[Web page and app entries]
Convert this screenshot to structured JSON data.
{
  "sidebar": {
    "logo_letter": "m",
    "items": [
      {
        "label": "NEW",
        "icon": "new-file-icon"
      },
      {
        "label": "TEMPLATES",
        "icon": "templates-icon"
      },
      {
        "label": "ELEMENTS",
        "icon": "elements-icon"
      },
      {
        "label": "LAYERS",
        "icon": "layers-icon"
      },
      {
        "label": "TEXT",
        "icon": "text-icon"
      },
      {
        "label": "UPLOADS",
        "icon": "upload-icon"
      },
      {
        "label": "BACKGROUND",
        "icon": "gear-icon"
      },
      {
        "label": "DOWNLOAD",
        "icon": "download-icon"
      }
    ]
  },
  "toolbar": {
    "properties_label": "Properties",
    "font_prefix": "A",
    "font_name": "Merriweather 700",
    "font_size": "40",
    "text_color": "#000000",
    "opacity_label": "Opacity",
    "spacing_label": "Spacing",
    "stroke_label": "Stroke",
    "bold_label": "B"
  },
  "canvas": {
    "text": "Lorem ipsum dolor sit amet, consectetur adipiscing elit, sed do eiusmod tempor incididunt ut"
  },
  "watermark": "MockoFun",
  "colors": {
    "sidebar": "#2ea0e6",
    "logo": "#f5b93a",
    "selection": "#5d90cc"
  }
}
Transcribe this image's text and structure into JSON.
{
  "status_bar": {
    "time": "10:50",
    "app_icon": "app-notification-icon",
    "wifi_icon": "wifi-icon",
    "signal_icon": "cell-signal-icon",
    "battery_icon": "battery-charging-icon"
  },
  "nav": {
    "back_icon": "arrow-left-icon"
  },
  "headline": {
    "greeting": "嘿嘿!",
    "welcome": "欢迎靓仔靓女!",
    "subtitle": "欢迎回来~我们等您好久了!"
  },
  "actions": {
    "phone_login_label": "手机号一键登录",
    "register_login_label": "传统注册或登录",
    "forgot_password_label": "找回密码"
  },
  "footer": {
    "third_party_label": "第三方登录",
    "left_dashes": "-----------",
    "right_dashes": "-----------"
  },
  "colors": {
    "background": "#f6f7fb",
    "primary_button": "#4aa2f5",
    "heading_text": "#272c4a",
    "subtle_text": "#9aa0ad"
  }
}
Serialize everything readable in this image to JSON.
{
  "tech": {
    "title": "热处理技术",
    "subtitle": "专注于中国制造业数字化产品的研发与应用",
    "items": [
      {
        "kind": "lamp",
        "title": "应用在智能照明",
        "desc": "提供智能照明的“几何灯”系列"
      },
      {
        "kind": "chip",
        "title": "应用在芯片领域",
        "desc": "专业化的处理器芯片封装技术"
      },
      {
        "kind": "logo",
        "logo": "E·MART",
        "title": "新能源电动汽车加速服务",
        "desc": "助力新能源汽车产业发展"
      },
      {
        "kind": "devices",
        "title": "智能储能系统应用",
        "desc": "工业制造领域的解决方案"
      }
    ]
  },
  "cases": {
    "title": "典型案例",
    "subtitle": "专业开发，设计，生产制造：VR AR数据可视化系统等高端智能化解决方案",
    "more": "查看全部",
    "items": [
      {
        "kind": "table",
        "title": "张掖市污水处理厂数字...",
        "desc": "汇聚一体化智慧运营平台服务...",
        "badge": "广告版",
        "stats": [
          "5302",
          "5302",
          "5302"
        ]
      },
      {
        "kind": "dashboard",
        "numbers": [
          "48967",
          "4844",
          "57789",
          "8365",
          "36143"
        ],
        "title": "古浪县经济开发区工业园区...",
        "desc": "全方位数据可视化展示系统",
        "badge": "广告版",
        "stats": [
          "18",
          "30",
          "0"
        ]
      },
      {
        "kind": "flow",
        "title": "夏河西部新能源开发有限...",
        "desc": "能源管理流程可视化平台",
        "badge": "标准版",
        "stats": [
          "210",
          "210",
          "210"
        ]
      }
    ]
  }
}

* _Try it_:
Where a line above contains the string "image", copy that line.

* _Written reply_:
Transcribe this image's text and structure into JSON.
Serialize everything readable in this image to JSON.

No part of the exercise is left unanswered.